### TASK OBJECTIVE
Print the data below exactly as it stands, and keep the pictures out.

----

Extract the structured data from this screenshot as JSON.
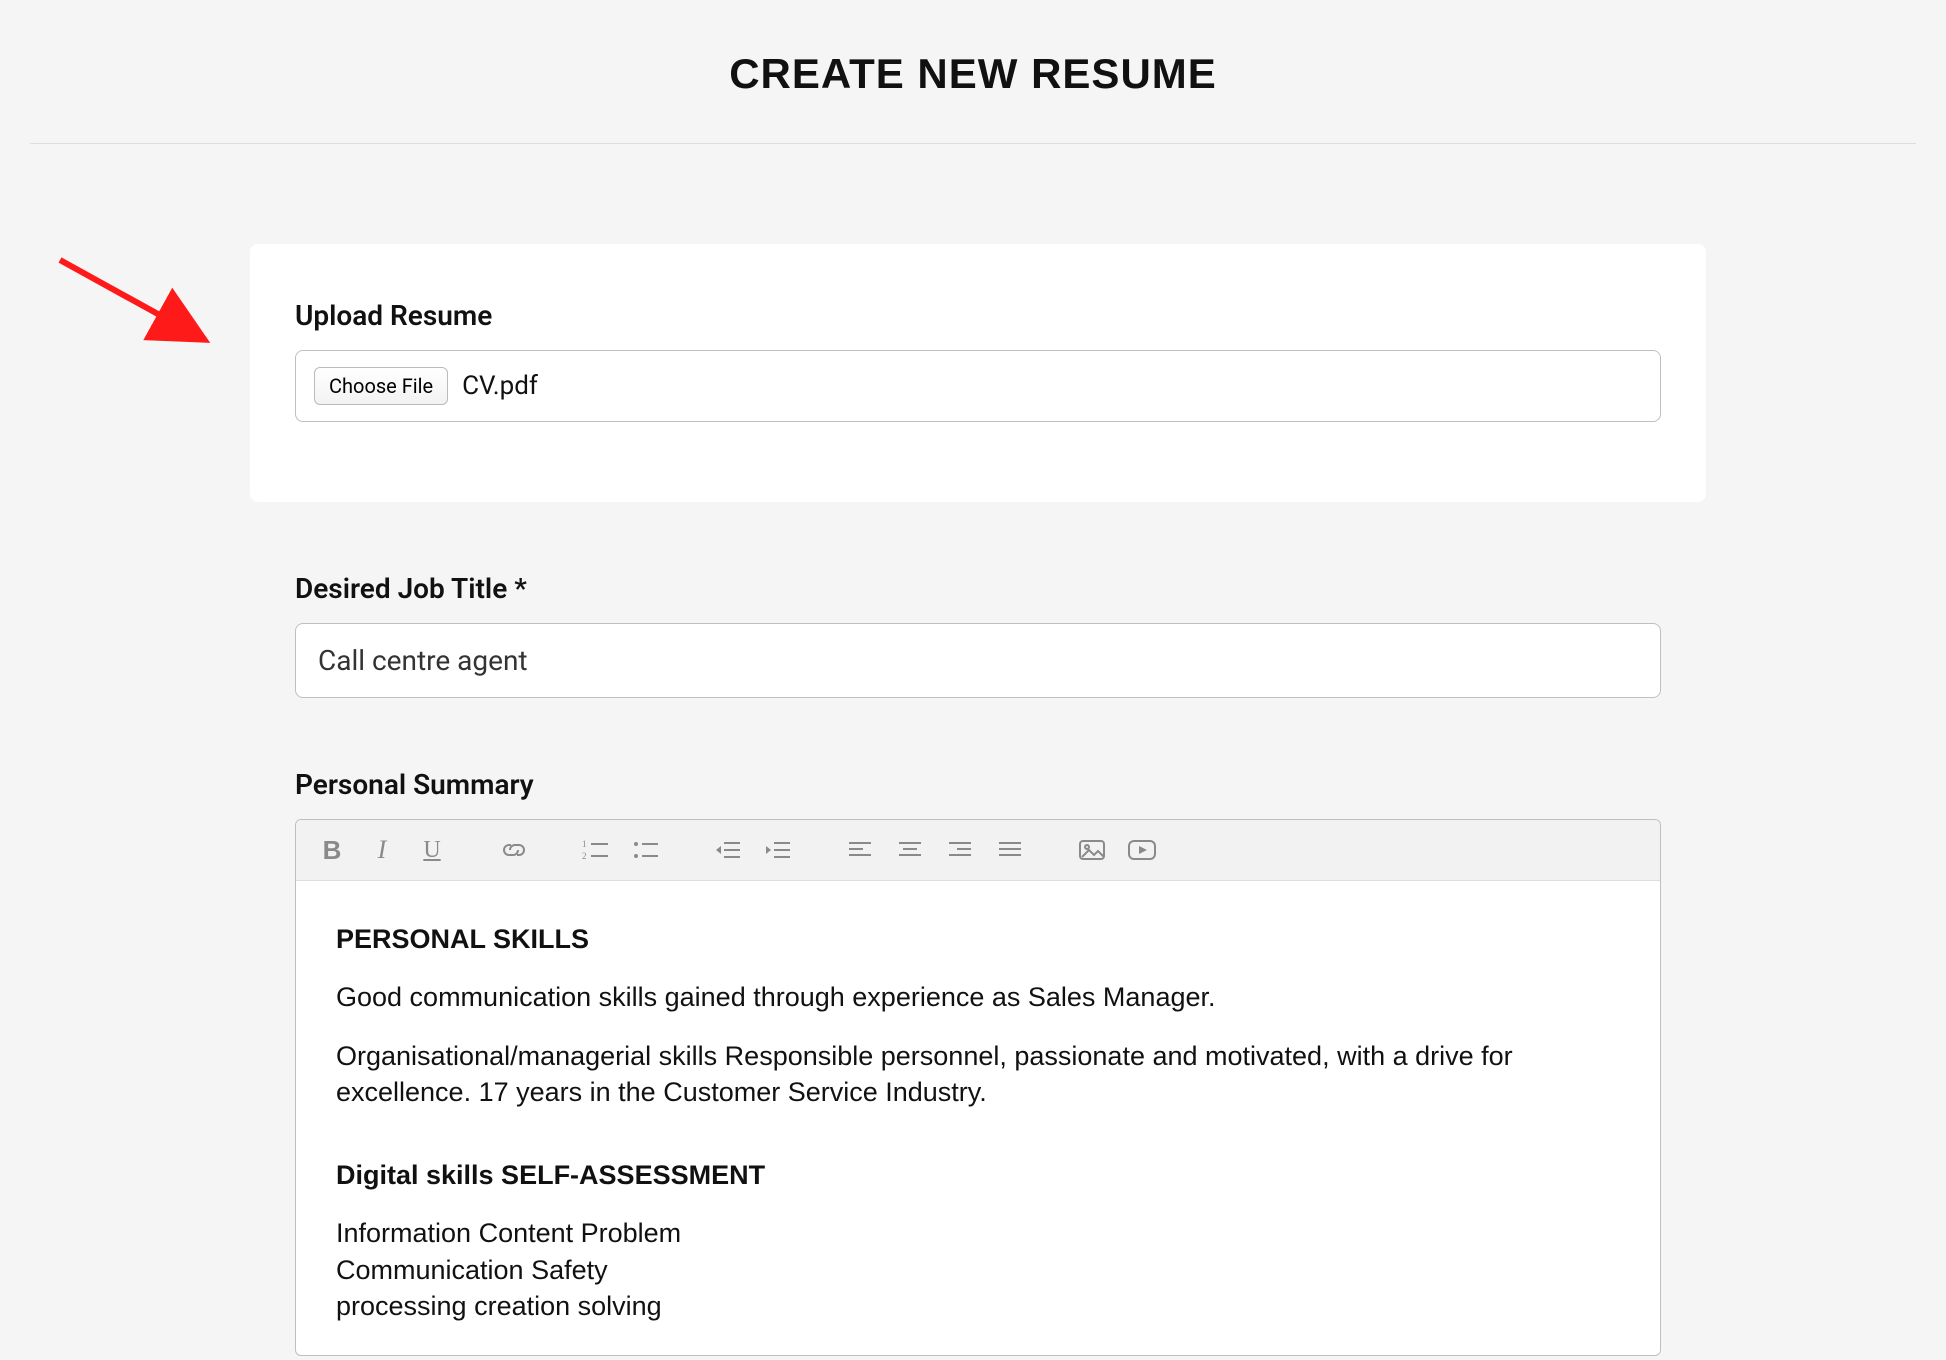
{
  "header": {
    "title": "CREATE NEW RESUME"
  },
  "upload": {
    "label": "Upload Resume",
    "button_label": "Choose File",
    "filename": "CV.pdf"
  },
  "job_title": {
    "label": "Desired Job Title *",
    "value": "Call centre agent"
  },
  "summary": {
    "label": "Personal Summary",
    "toolbar": {
      "bold": "B",
      "italic": "I",
      "underline": "U"
    },
    "content": {
      "heading1": "PERSONAL SKILLS",
      "p1": "Good communication skills gained through experience as Sales Manager.",
      "p2": "Organisational/managerial skills Responsible personnel, passionate and motivated, with a drive for excellence. 17 years in the Customer Service Industry.",
      "heading2": "Digital skills SELF-ASSESSMENT",
      "line1": "Information Content Problem",
      "line2": "Communication Safety",
      "line3": "processing creation solving"
    }
  }
}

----

### RESPONSE FOR THIS EXERCISE
Extract the structured data from this screenshot as JSON.
{
  "header": {
    "title": "CREATE NEW RESUME"
  },
  "upload": {
    "label": "Upload Resume",
    "button_label": "Choose File",
    "filename": "CV.pdf"
  },
  "job_title": {
    "label": "Desired Job Title *",
    "value": "Call centre agent"
  },
  "summary": {
    "label": "Personal Summary",
    "toolbar": {
      "bold": "B",
      "italic": "I",
      "underline": "U"
    },
    "content": {
      "heading1": "PERSONAL SKILLS",
      "p1": "Good communication skills gained through experience as Sales Manager.",
      "p2": "Organisational/managerial skills Responsible personnel, passionate and motivated, with a drive for excellence. 17 years in the Customer Service Industry.",
      "heading2": "Digital skills SELF-ASSESSMENT",
      "line1": "Information Content Problem",
      "line2": "Communication Safety",
      "line3": "processing creation solving"
    }
  }
}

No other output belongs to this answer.